Shepard will not have full voting rights. Student board members can vote on many issues, except for budgetary and personnel matters.

Still, Shepard said she believes she can make a significant difference on the board. One of her main goals, she said, is to make students more interested in achieving in school. She said too many of her classmates do not try to excel in school because of peer pressure.

She recalled getting teased as a fifth-grader because she won a game in which students had to name states and their capitals.

"I think a lot of people get educated because they want to make money, and maybe it should be about getting educated for the sake of being educated and learning," she said.

Shepard, whose father is a teacher at Northwestern High School, is determined to excel in school. She ended the academic year with a 3.89 grade-point average. She is in Flowers High School's science and technology program.
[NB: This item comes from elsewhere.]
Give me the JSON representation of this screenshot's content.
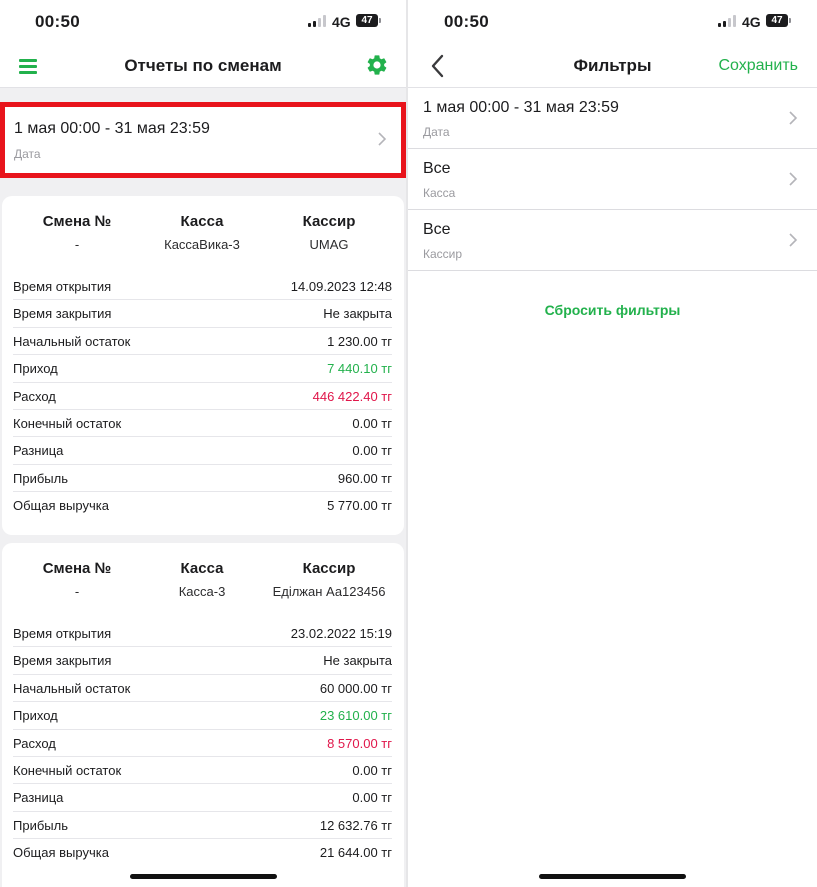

Last school year, she and her classmates built a robot.

She is active outside the classroom as well. She plays the flute for the marching band and enjoys softball. She also helped start a club called the Junior Statesmen of America, for aspiring politicians.

She is one. Shepard said she wants to be governor of Maryland, then president of the United States someday.

"I have a lot of work to do," she said.

Her mother, Vera Shepard, a manager at the Department of Energy, said she believes her daughter will succeed on the school board, and beyond.

"I'm extremely proud of her, I really am," she said. "She has really strived to do a lot of different things in high school as a student. She sets her mind to do things, and she's successful."

Shepard also is an independent thinker. When she was deciding where to go to high school four years ago, she had a choice between Eleanor Roosevelt High School, the county's highest-achieving and most sought-after school, and Flowers, which had just opened. She was accepted into Roosevelt but decided to go to Flowers because it was untested, she said.

"I wanted to be one of the people who helped build that reputation, to help make it great," she said.

Her goal this year, she said, is to do the same with the entire school system.

Schools Improve Scores

Last year, about 120 Prince George's County schools did not meet state standards on the Maryland School Assessment math and reading exams.

This year, only 55 schools failed to score high enough on the achievement tests, according to results released by the State Department of Education last week.

Eleven schools that had failed to meet the benchmarks last year met them this year, but they will have to show one more year of improvement before the state considers them no longer in need of corrective action.

"I am very impressed with the preliminary data," said schools chief Andre J. Hornsby in a written statement announcing the results. "By staying the course for the upcoming school year, we can look forward to continued measurable gains."

The tests were taken this year by students in grades 3, 5 and 8. Reading results for 10th-graders were also released, but 10th-grade math scores will not be made public until later this summer. Students in grades 4, 6 and 7 also took the tests, but their scores will not count toward school performance because this was the first year they took them.

The actual test scores, released last month, also showed significant improvement among Prince George's students.

Hornsby attributed test gains to a new focus on improving reading instruction, better teacher training and significant administrative changes.

The story was similar across the state: Many schools showed improvement, and fewer schools failed to meet the targets.

State officials attributed the improvements to a revamped statewide curriculum.

But they also acknowledged that the playing field had been altered in another way. There were new, less stringent rules for assessing results among the different categories of students by which schools are judged. Those include low-income and special education students.

The test results still are significant because school systems that don't show improved scores and fail to meet standards face sanctions or possible state takeover in a few years. The federal No Child Left Behind Law mandates that all students be "proficient" in reading and math by 2014.